By s the halogen bloom of our torches pierced the gloom, the Lake of Dreams snapped into focus. In the silence of the bat-filled Caverna de los Panaderos (Bakers’ Cavern) beneath Gibara, a coastal town 480 miles east of Havana, I looked down on water which was crystal clear and, when I dipped my hand in, shockingly cold, too. April 13, 2017 |A
As I stood there contemplating whether to jump in or not, José Corella, my geologist guide, revealed a local secret: “Those who swim in the Lake of Dreams will find eternal youth.” Giggling, 100ft beneath the earth’s surface, I slipped into the unruffled lake and figured that my sharp intake of breath might roll back the years, if nothing else.

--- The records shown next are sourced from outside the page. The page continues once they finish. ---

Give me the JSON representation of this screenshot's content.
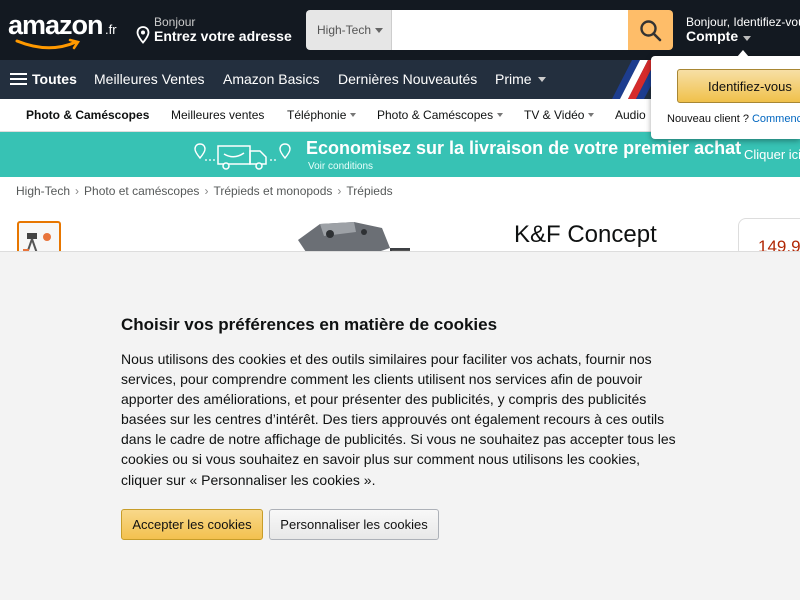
{
  "header": {
    "logo": "amazon",
    "logo_tld": ".fr",
    "deliver_line1": "Bonjour",
    "deliver_line2": "Entrez votre adresse",
    "search_category": "High-Tech",
    "search_value": "",
    "account_line1": "Bonjour, Identifiez-vous",
    "account_line2": "Compte"
  },
  "main_nav": {
    "all_label": "Toutes",
    "items": [
      "Meilleures Ventes",
      "Amazon Basics",
      "Dernières Nouveautés",
      "Prime"
    ]
  },
  "sub_nav": {
    "items": [
      "Photo & Caméscopes",
      "Meilleures ventes",
      "Téléphonie",
      "Photo & Caméscopes",
      "TV & Vidéo",
      "Audio"
    ]
  },
  "promo": {
    "headline": "Economisez sur la livraison de votre premier achat",
    "sub": "Voir conditions",
    "cta": "Cliquer ici"
  },
  "breadcrumb": [
    "High-Tech",
    "Photo et caméscopes",
    "Trépieds et monopods",
    "Trépieds"
  ],
  "product": {
    "brand": "K&F Concept",
    "price": "149,9"
  },
  "flyout": {
    "signin_label": "Identifiez-vous",
    "new_customer": "Nouveau client ?",
    "start_link": "Commencer ici."
  },
  "cookie": {
    "title": "Choisir vos préférences en matière de cookies",
    "body": "Nous utilisons des cookies et des outils similaires pour faciliter vos achats, fournir nos services, pour comprendre comment les clients utilisent nos services afin de pouvoir apporter des améliorations, et pour présenter des publicités, y compris des publicités basées sur les centres d’intérêt. Des tiers approuvés ont également recours à ces outils dans le cadre de notre affichage de publicités. Si vous ne souhaitez pas accepter tous les cookies ou si vous souhaitez en savoir plus sur comment nous utilisons les cookies, cliquer sur « Personnaliser les cookies ».",
    "accept_label": "Accepter les cookies",
    "customize_label": "Personnaliser les cookies"
  },
  "colors": {
    "header_bg": "#131921",
    "nav_bg": "#232f3e",
    "search_button": "#febd69",
    "promo_bg": "#37c2b4",
    "accent_button": "#f0c14b",
    "price": "#b12704"
  },
  "icons": [
    "amazon-smile-logo",
    "location-pin-icon",
    "search-icon",
    "hamburger-menu-icon",
    "delivery-truck-icon",
    "chevron-down-icon"
  ]
}
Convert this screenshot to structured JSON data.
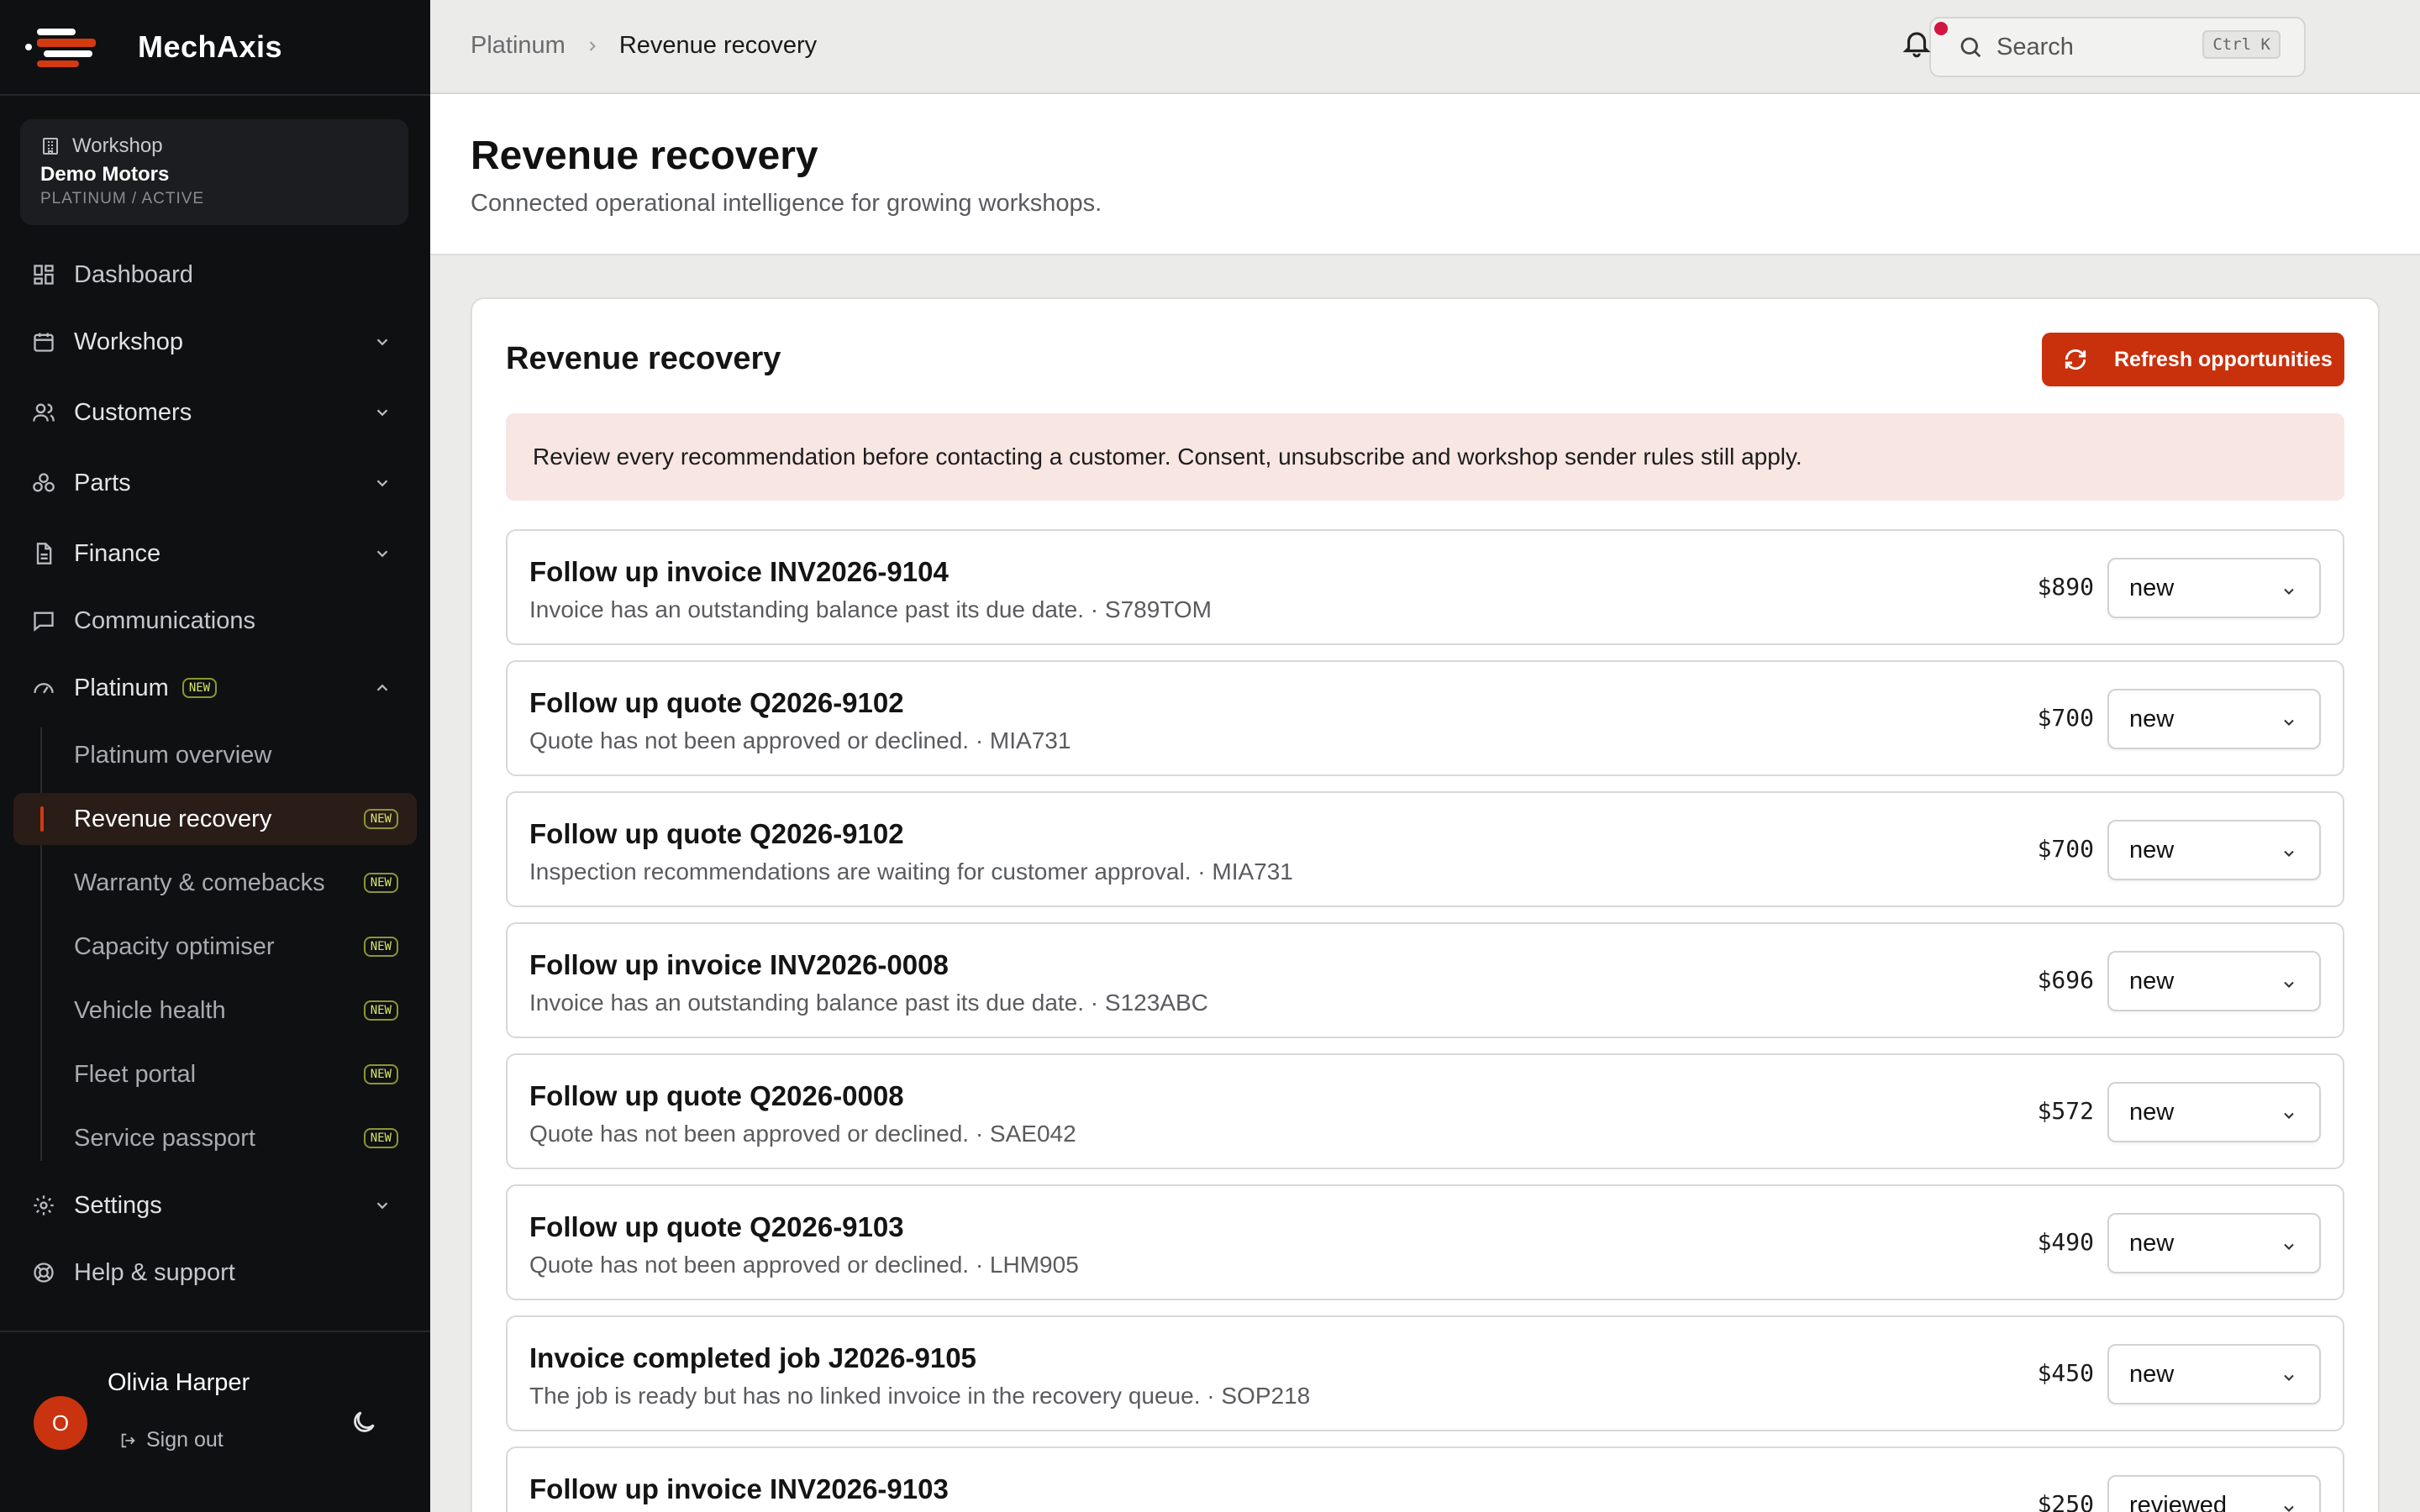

Subterranean geology is what Gibara is all about. Once known for its thriving port – the most important on the north-east coast during the 19th century – it has gained a reputation over the years for the three-day Cine de la Cueva festival, which is held every year, with subterranean movie screenings in the Panaderos caves.